Shahriar Nejad, Director of Real Estate Development for Pizza Guys
Shahriar Nejad is Director of Real Estate Development for Pizza Guys, a Sacramento based company. He oversees all phases of development for new and existing locations throughout California, Nevada, and Oregon. He has been practicing real estate for seven years as a developer and licensed Broker. Shahriar graduated from San Diego State University with a B.S. degree in Business Real Estate.
During the panel discussion at Mulvaney’s B&L, Shahriar Nejad discussed the importance of technology and food. In addition, he included that these two will be benefitial in pushing the concept of farm-to-fork.
“Sacramento has been so good to us. My grandma once questioned why we had to order and ship produce so far away from our city when we have such good produce just in our backyards. The answer was there all along”, exclamined Nejad.
Patrick Mulvaney – Proprietor/Chef at Mulvaney’s Building and Loan
Patrick Mulvaney is a proud Sacramentan whose cooking career has spanned five time zones. Moving to California in 1993 he knew that the Central Valley would be his home. The proximity to farmers and the abundance they produce fuels both the creative spirits of his team and the appetites of his guests.
The B&L opened in 2006 taking its name from the famous Frank Capra film because for a chef living in Sacramento it truly is a wonderful life.

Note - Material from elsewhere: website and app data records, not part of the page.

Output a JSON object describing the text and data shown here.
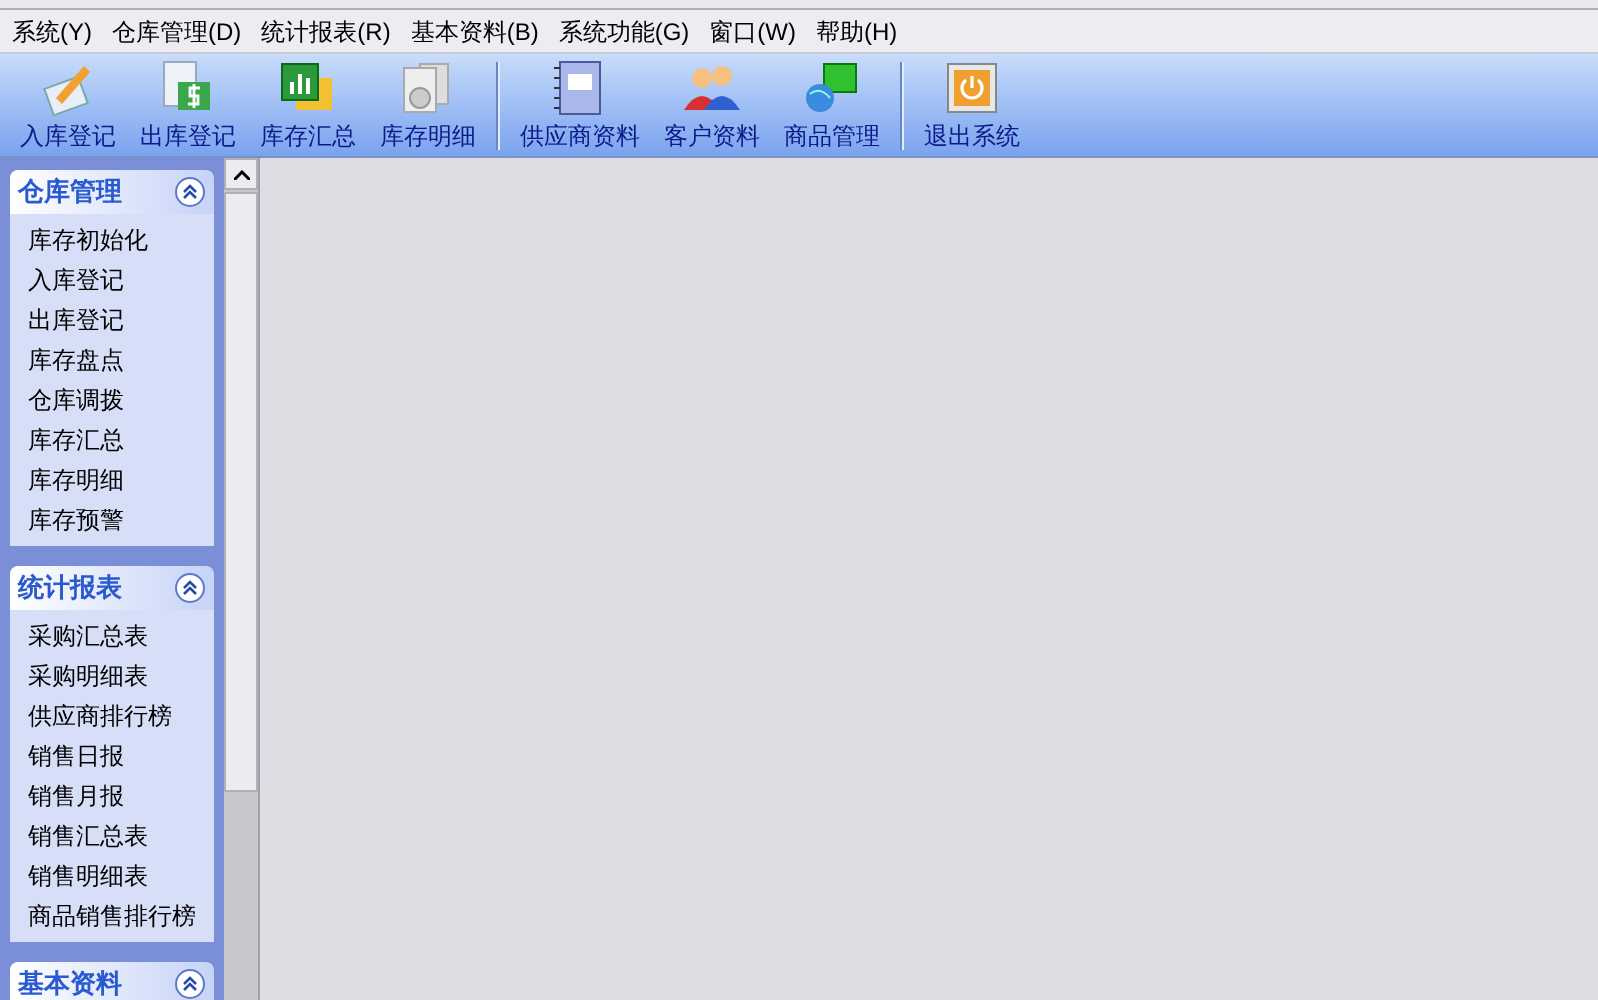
{
  "menu_bar": [
    "系统(Y)",
    "仓库管理(D)",
    "统计报表(R)",
    "基本资料(B)",
    "系统功能(G)",
    "窗口(W)",
    "帮助(H)"
  ],
  "toolbar": [
    {
      "label": "入库登记",
      "kind": "pen"
    },
    {
      "label": "出库登记",
      "kind": "dollar"
    },
    {
      "label": "库存汇总",
      "kind": "chart"
    },
    {
      "label": "库存明细",
      "kind": "disc",
      "sep": true
    },
    {
      "label": "供应商资料",
      "kind": "notebook"
    },
    {
      "label": "客户资料",
      "kind": "people"
    },
    {
      "label": "商品管理",
      "kind": "computer",
      "sep": true
    },
    {
      "label": "退出系统",
      "kind": "power"
    }
  ],
  "sidebar": [
    {
      "title": "仓库管理",
      "expanded": true,
      "items": [
        "库存初始化",
        "入库登记",
        "出库登记",
        "库存盘点",
        "仓库调拨",
        "库存汇总",
        "库存明细",
        "库存预警"
      ]
    },
    {
      "title": "统计报表",
      "expanded": true,
      "items": [
        "采购汇总表",
        "采购明细表",
        "供应商排行榜",
        "销售日报",
        "销售月报",
        "销售汇总表",
        "销售明细表",
        "商品销售排行榜"
      ]
    },
    {
      "title": "基本资料",
      "expanded": true
    }
  ]
}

The restaurant is housed in the historic Engine Co. 3 firehouse at 1215 19th Street Sacramento, CA.
“There’s a three part system we are trying to adopt for Farm-to-Fork: The first is to get more foods from our local farms and get them straight to our plates. The second is a sustainable approach to produce because we are trying to educating local stores to sell less desirable fruits and vegetables that would usually be thrown out. And the third is learning the techniques to market the less desirable goods to the consumers,” says Mulvaney.